Exercise goal | Please reproduce all the data exactly as written and omit the pictures.

Material supplied |
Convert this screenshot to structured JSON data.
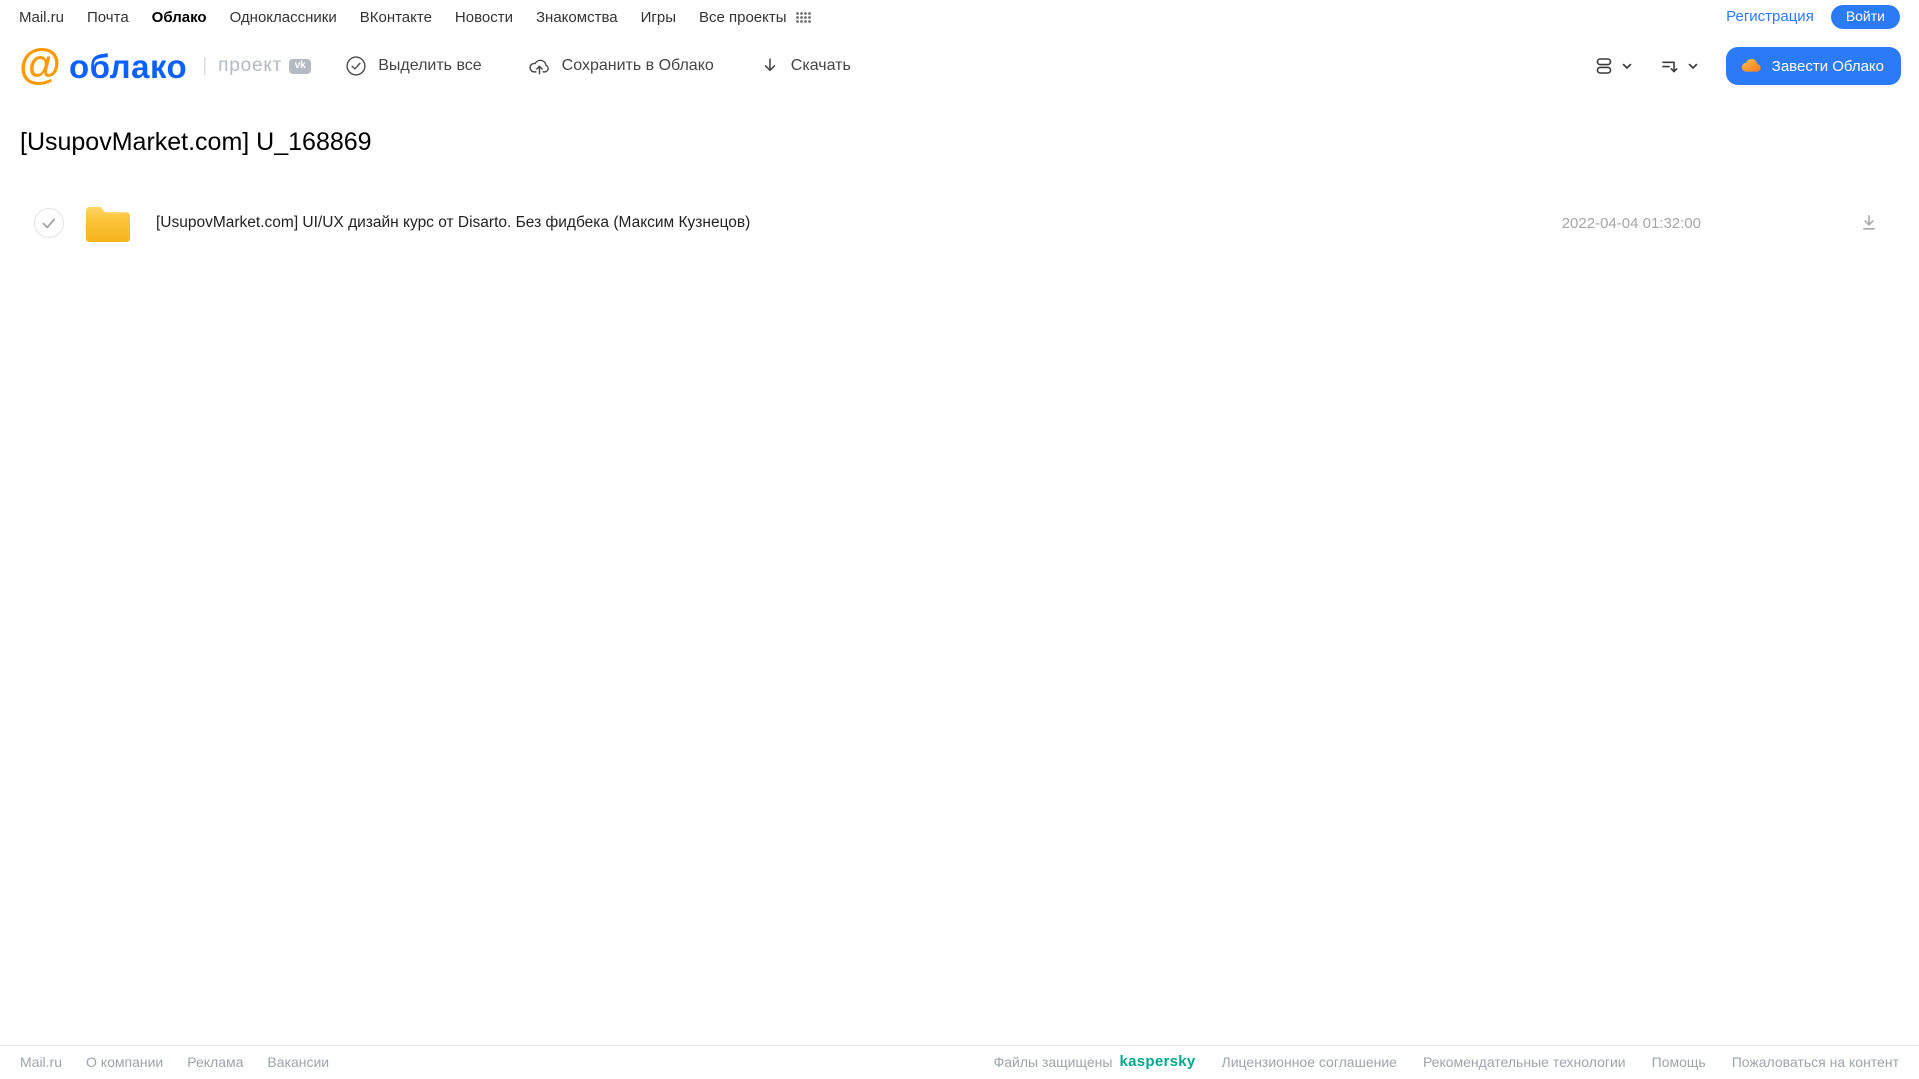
{
  "portal_nav": {
    "links": [
      {
        "label": "Mail.ru"
      },
      {
        "label": "Почта"
      },
      {
        "label": "Облако"
      },
      {
        "label": "Одноклассники"
      },
      {
        "label": "ВКонтакте"
      },
      {
        "label": "Новости"
      },
      {
        "label": "Знакомства"
      },
      {
        "label": "Игры"
      },
      {
        "label": "Все проекты"
      }
    ],
    "active_link": "Облако",
    "registration_label": "Регистрация",
    "login_label": "Войти"
  },
  "header": {
    "logo_at": "@",
    "logo_text": "облако",
    "project_label": "проект",
    "vk_badge": "vk",
    "select_all_label": "Выделить все",
    "save_to_cloud_label": "Сохранить в Облако",
    "download_label": "Скачать",
    "get_cloud_button_label": "Завести Облако"
  },
  "page": {
    "title": "[UsupovMarket.com] U_168869"
  },
  "file_list": {
    "rows": [
      {
        "type": "folder",
        "name": "[UsupovMarket.com] UI/UX дизайн курс от Disarto. Без фидбека (Максим Кузнецов)",
        "modified": "2022-04-04 01:32:00"
      }
    ]
  },
  "footer": {
    "left_links": [
      {
        "label": "Mail.ru"
      },
      {
        "label": "О компании"
      },
      {
        "label": "Реклама"
      },
      {
        "label": "Вакансии"
      }
    ],
    "protected_text": "Файлы защищены",
    "kaspersky_label": "kaspersky",
    "right_links": [
      {
        "label": "Лицензионное соглашение"
      },
      {
        "label": "Рекомендательные технологии"
      },
      {
        "label": "Помощь"
      },
      {
        "label": "Пожаловаться на контент"
      }
    ]
  },
  "colors": {
    "accent_blue": "#2b7af6",
    "logo_blue": "#0b61fe",
    "logo_orange": "#ff9900",
    "folder_yellow": "#fbbf33",
    "kaspersky_green": "#00a88e",
    "muted_gray": "#9ea4ab"
  }
}
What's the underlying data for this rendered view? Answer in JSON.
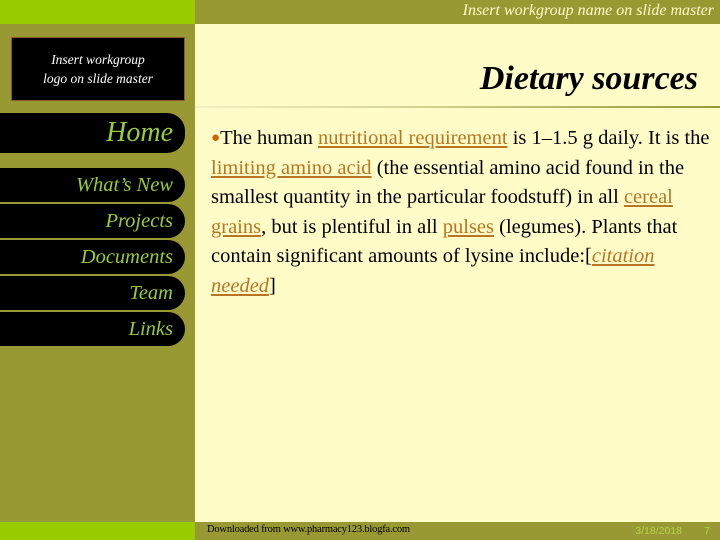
{
  "header": {
    "workgroup_name": "Insert workgroup name on slide master",
    "logo_placeholder_line1": "Insert workgroup",
    "logo_placeholder_line2": "logo on slide master"
  },
  "nav": {
    "items": [
      {
        "label": "Home"
      },
      {
        "label": "What’s New"
      },
      {
        "label": "Projects"
      },
      {
        "label": "Documents"
      },
      {
        "label": "Team"
      },
      {
        "label": "Links"
      }
    ]
  },
  "slide": {
    "title": "Dietary sources",
    "bullet_icon": "bullet-dot-icon",
    "body": {
      "t1": "The human ",
      "l1": "nutritional requirement",
      "t2": " is 1–1.5 g daily. It is the ",
      "l2": "limiting amino acid",
      "t3": " (the essential amino acid found in the smallest quantity in the particular foodstuff) in all ",
      "l3": "cereal grains",
      "t4": ", but is plentiful in all ",
      "l4": "pulses",
      "t5": " (legumes). Plants that contain significant amounts of lysine include:[",
      "l5": "citation needed",
      "t6": "]"
    }
  },
  "footer": {
    "source": "Downloaded from www.pharmacy123.blogfa.com",
    "date": "3/18/2018",
    "page_number": "7"
  },
  "colors": {
    "olive": "#999933",
    "lime": "#99cc00",
    "cream": "#fffcc8",
    "link": "#b87522",
    "nav_text": "#99cc33",
    "bullet": "#cc6600"
  }
}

Problem solution |
Convert this screenshot to structured JSON data.
{
  "portal_nav": {
    "links": [
      {
        "label": "Mail.ru"
      },
      {
        "label": "Почта"
      },
      {
        "label": "Облако"
      },
      {
        "label": "Одноклассники"
      },
      {
        "label": "ВКонтакте"
      },
      {
        "label": "Новости"
      },
      {
        "label": "Знакомства"
      },
      {
        "label": "Игры"
      },
      {
        "label": "Все проекты"
      }
    ],
    "active_link": "Облако",
    "registration_label": "Регистрация",
    "login_label": "Войти"
  },
  "header": {
    "logo_at": "@",
    "logo_text": "облако",
    "project_label": "проект",
    "vk_badge": "vk",
    "select_all_label": "Выделить все",
    "save_to_cloud_label": "Сохранить в Облако",
    "download_label": "Скачать",
    "get_cloud_button_label": "Завести Облако"
  },
  "page": {
    "title": "[UsupovMarket.com] U_168869"
  },
  "file_list": {
    "rows": [
      {
        "type": "folder",
        "name": "[UsupovMarket.com] UI/UX дизайн курс от Disarto. Без фидбека (Максим Кузнецов)",
        "modified": "2022-04-04 01:32:00"
      }
    ]
  },
  "footer": {
    "left_links": [
      {
        "label": "Mail.ru"
      },
      {
        "label": "О компании"
      },
      {
        "label": "Реклама"
      },
      {
        "label": "Вакансии"
      }
    ],
    "protected_text": "Файлы защищены",
    "kaspersky_label": "kaspersky",
    "right_links": [
      {
        "label": "Лицензионное соглашение"
      },
      {
        "label": "Рекомендательные технологии"
      },
      {
        "label": "Помощь"
      },
      {
        "label": "Пожаловаться на контент"
      }
    ]
  },
  "colors": {
    "accent_blue": "#2b7af6",
    "logo_blue": "#0b61fe",
    "logo_orange": "#ff9900",
    "folder_yellow": "#fbbf33",
    "kaspersky_green": "#00a88e",
    "muted_gray": "#9ea4ab"
  }
}
What's the underlying data for this rendered view? Answer in JSON.
{
  "header": {
    "workgroup_name": "Insert workgroup name on slide master",
    "logo_placeholder_line1": "Insert workgroup",
    "logo_placeholder_line2": "logo on slide master"
  },
  "nav": {
    "items": [
      {
        "label": "Home"
      },
      {
        "label": "What’s New"
      },
      {
        "label": "Projects"
      },
      {
        "label": "Documents"
      },
      {
        "label": "Team"
      },
      {
        "label": "Links"
      }
    ]
  },
  "slide": {
    "title": "Dietary sources",
    "bullet_icon": "bullet-dot-icon",
    "body": {
      "t1": "The human ",
      "l1": "nutritional requirement",
      "t2": " is 1–1.5 g daily. It is the ",
      "l2": "limiting amino acid",
      "t3": " (the essential amino acid found in the smallest quantity in the particular foodstuff) in all ",
      "l3": "cereal grains",
      "t4": ", but is plentiful in all ",
      "l4": "pulses",
      "t5": " (legumes). Plants that contain significant amounts of lysine include:[",
      "l5": "citation needed",
      "t6": "]"
    }
  },
  "footer": {
    "source": "Downloaded from www.pharmacy123.blogfa.com",
    "date": "3/18/2018",
    "page_number": "7"
  },
  "colors": {
    "olive": "#999933",
    "lime": "#99cc00",
    "cream": "#fffcc8",
    "link": "#b87522",
    "nav_text": "#99cc33",
    "bullet": "#cc6600"
  }
}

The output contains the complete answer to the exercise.